"Now, it is submitted that the trial court did not have an obligation to inform the petitioner of his right to take an appeal. However, the petitioner did have that right and, if he was unaware of that right, then it cannot be deemed a waiver of the right to take an appeal. Johnson v. Zerbst, 304 U.S. 458 [58 S. Ct. 1019, 82 L. Ed. 1461] (1938). It is submitted that petitioner's appointed counsel had an obligation to inform him of his right ot [sic] take an appeal but this he did not do." [Emphasis petitioner's]
After receiving a copy of the respondent's motion to dismiss, petitioner submitted to this court a reply to the government's memorandum of law. In his reply, petitioner's position is substantially changed
and his unawareness of his right to appeal is seriously cast in doubt. For in the reply he states:
"First, the petitioner claims he was deprived of his right to take an appeal from the judgment and sentence of his conviction because he was not made aware of that right following his trial in the criminal case. Now that is not to say that he did not indicate to his attorneys that he desired to take an appeal, in fact, petitioner asserts that he did ask his attorneys to perfect an appeal from his conviction, and the mere fact that no appeal was perfected does not now preclude him from doing so where he did not intentionally waive that right because of his unawareness in the matter some thirty (30) years past [Citation omitted]." [Emphasis petitioner's]

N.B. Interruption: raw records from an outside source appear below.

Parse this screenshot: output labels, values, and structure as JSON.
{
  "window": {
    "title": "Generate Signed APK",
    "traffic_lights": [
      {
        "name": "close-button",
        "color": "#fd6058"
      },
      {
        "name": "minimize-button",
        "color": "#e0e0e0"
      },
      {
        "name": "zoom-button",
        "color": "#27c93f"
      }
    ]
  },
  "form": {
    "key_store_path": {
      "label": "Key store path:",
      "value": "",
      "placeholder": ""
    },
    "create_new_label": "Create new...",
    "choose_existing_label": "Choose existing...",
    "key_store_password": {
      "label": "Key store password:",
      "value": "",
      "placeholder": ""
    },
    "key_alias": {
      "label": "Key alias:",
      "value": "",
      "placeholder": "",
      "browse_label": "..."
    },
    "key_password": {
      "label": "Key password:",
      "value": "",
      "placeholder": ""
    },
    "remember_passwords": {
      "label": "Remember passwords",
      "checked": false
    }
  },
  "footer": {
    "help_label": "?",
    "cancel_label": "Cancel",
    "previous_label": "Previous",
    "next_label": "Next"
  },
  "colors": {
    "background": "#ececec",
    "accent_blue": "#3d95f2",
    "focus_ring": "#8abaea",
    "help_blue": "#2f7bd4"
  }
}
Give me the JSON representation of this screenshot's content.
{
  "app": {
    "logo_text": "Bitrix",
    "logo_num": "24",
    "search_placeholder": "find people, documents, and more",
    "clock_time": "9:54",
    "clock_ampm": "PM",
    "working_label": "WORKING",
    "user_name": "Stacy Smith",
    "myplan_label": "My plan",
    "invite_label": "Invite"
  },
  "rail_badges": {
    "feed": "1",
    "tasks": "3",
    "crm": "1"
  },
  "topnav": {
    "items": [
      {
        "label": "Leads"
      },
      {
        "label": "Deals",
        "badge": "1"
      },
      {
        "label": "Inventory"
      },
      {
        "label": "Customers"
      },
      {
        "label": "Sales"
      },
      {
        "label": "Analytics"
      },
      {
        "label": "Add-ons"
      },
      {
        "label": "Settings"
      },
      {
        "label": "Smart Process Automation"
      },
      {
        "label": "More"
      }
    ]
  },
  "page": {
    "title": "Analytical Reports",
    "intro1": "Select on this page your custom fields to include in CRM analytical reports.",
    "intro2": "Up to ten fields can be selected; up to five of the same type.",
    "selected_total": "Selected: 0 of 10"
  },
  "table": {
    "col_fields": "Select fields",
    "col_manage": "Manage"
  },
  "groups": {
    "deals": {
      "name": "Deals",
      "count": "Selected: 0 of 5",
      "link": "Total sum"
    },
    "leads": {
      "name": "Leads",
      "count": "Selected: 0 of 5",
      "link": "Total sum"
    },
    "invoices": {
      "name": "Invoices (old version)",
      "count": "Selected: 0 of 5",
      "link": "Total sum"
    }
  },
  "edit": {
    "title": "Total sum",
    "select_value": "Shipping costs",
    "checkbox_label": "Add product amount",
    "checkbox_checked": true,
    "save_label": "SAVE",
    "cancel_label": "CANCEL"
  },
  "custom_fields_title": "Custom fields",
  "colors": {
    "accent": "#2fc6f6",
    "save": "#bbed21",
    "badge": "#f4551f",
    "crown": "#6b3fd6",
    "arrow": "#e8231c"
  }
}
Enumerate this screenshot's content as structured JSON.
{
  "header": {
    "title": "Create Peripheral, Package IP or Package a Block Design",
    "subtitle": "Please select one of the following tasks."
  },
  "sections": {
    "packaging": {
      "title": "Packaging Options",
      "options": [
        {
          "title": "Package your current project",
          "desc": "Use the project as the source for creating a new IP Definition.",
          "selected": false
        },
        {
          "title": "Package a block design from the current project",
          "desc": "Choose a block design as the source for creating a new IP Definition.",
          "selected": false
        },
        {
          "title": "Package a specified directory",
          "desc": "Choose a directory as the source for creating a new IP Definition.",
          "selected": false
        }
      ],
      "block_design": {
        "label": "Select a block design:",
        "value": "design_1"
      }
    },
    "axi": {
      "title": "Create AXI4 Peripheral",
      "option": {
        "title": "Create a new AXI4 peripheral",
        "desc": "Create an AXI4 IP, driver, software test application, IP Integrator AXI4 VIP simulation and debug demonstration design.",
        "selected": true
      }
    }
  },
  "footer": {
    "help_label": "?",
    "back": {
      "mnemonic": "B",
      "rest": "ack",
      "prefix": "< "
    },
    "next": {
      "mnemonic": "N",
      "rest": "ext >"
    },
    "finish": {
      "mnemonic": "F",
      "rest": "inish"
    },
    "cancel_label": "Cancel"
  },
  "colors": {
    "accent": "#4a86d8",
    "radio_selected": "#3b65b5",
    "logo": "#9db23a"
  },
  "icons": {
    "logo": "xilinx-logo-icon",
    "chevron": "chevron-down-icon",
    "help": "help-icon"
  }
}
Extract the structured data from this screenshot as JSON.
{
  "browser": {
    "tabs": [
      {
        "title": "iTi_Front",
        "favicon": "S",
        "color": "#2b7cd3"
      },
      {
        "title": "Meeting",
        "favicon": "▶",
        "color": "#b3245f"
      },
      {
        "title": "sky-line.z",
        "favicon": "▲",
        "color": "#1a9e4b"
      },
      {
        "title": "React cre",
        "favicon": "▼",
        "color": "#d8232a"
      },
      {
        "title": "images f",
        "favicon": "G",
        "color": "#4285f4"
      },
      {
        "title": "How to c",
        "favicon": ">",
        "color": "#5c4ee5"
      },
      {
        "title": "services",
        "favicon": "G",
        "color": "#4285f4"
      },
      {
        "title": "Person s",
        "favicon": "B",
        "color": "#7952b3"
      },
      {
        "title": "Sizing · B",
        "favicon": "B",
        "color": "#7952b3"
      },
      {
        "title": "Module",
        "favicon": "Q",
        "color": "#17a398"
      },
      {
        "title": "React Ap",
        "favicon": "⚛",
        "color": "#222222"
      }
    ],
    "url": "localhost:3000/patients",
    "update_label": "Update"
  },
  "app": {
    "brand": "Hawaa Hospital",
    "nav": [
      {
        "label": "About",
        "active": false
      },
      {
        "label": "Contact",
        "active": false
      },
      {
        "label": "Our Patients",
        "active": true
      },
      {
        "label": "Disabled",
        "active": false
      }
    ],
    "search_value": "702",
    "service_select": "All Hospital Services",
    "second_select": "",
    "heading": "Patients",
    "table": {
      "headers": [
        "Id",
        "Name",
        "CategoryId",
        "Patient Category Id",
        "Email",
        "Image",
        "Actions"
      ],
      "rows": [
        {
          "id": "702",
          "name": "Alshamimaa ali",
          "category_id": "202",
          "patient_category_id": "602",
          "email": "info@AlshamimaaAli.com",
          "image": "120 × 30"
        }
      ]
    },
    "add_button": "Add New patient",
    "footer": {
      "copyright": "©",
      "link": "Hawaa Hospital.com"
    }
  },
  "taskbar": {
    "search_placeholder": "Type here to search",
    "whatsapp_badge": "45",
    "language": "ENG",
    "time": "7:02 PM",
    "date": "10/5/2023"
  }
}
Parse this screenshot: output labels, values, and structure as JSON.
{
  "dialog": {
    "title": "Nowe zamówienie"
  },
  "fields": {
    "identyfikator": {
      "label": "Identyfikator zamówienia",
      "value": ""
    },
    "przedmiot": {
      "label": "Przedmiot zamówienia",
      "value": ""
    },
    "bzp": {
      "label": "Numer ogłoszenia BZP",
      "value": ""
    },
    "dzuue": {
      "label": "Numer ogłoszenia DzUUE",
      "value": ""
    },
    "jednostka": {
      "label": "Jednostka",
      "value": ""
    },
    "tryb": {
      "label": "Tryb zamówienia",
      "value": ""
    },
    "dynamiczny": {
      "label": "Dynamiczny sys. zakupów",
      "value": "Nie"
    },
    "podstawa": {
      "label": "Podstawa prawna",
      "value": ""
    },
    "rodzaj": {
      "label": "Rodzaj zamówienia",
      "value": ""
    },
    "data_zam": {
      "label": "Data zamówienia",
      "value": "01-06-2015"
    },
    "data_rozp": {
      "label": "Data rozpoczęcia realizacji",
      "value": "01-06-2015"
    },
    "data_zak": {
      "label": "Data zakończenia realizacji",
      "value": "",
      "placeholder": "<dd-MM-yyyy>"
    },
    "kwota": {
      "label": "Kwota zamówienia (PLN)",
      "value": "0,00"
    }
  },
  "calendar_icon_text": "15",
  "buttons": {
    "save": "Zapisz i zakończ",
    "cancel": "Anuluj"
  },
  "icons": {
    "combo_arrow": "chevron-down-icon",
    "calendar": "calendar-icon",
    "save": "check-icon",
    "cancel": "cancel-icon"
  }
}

Petitioner is not entitled to relief. In Nelson v. Peyton, 415 F.2d 1154 (4th Cir. 1969), the court held that the Sixth Amendment requires that an indigent criminal defendant be advised by his attorney of his right to appeal, the manner of appeal, and the time in which to appeal, unless the trial court so advises the defendant. In Shiflett v. Commonwealth of Virginia, 447 F.2d 50 (4th Cir. 1971), the court, sitting en banc, specifically held that Nelson has prospective application only and that an attorney's failure to inform his client of the right to appeal is not a ground for relief for those petitioners whose time for instituting an appeal expired on or before June 25, 1969, the date of the Nelson decision.
Many of the reasons stated in Shiflett for holding that Nelson should be given prospective application only are particularly applicable to the case under consideration. Shiflett recognized that the retroactive application of Nelson would be of little assistance to many petitioners, ". . . for in many cases, an appeal would not now be possible, due to the unavailability of a transcript and the inability of the parties to devise an acceptable substitute." Shiflett at 57. But see Turner, infra, 412 F.2d p. 490 as to a remedy. Testerman was tried in April, 1942, thirty years ago. Both of the attorneys who represented Testerman, the United States Attorney who prosecuted the case, and the Clerk of the Court who was present during the proceedings are all now dead. No transcript of the trial is available. Beginning in November, 1945 and continuing until January, 1970, petitioner has repeatedly requested the Clerk's office to send him a copy of the trial transcript. In response to these requests, the Clerk's ...